    The Hole came from a collision of all of the other metaphors about humanity being on a bus, or a train, and “Charlie stole the handle”, heading down the road/track to a collision with destiny. I was thinking that when you put everything of modern humans on the train, and it crashes, then what? We are often told about “sustainability”, but what does that mean? Usually, it’s in a short term context (10, 20, 100 years), but not actually “sustainable”, because for a species to be sustainable, they have to contribute to their future, rather than take from it. What do humans have to contribute to the future? Themselves, the mind, and the tools we make from simple resources which are replenished. In other words, things that would fit through a tunnel the size of a person. Attempts to make the hole bigger (hoarding metals, forcing people to conform to a certain size/genetics, trying to dictate what a ‘person’ would be, trying to ‘borrow’ resources from the future to build sea walls, etc) simply cuts into the stability of the hole (our opportunity to make it through coming climate changes, food wars, etc). The faster we use resources to try and ‘solve’ this restriction on our future, the worse our situation will be. Think of some new free-energy technology, and the government mandating that all cars have to be replaced with new ones running that technology. What does that do to the planet? We just increase the demand for roads and encourage more population growth, while reducing the land available to feed that population…so we make the hole smaller.
    I know, it’s more of a mind exercise, and you’re much more practical. That’s why I visited FG: to get these ideas out of my head so I can get back to work on stuff that I need to do around the farm… ;-)
    Hey, as for canning, I recommend two things: The Ball Blue Book and Backwoods Home Magazine (Jackie Clay’s tips and books). My wife has gotten very good at the canning thing. I just have to get better at the growing thing, but get too tied up fixing and making things for other growers. I hate to specialize, but I may end up that way yet: as a small-ag-high-tech source.

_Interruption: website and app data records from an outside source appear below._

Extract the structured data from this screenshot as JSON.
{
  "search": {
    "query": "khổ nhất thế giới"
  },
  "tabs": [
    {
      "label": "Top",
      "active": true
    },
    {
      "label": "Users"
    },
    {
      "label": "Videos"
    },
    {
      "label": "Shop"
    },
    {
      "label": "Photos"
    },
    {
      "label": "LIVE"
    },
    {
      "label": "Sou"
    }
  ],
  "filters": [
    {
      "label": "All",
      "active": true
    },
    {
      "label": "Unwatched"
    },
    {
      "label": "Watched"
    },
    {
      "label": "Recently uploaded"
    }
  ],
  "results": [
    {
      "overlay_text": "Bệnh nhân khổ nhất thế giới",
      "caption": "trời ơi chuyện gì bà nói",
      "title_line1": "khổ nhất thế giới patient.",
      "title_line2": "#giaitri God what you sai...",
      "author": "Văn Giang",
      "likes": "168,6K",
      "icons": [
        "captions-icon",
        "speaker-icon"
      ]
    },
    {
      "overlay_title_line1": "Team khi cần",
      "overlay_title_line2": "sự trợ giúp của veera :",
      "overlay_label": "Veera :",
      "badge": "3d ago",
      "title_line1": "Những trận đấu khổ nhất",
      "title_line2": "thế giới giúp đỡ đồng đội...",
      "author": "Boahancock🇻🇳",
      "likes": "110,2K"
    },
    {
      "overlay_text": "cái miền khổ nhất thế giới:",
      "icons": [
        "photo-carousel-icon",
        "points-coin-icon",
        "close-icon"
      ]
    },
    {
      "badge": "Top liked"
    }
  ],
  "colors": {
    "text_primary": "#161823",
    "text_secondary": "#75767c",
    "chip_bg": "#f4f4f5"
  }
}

  6. Ok, that gives me more metaphor/visualization to work with, I am going to have to chew on that a while. But you do that…:)

  7. and you know, there is much to being that small-ag-high-tech source…in the tech world I am the master of nothing, but can troubleshoot and fix most anything…there is a value in that.

    Yup, Ball Canning books, and have always wanted to pull the trigger on Backwoods Home and Joel Salatin..but I am “stuff” shy these days…already have too much.

  8. this paradigm came in handy during the recent Hurricane/earthquake biz here in the mid-Atlantic. I felt much better off than in NYC, but it also exposed gaping holes that are easily fixed — in advance.

    I love prepping. It’s great fun.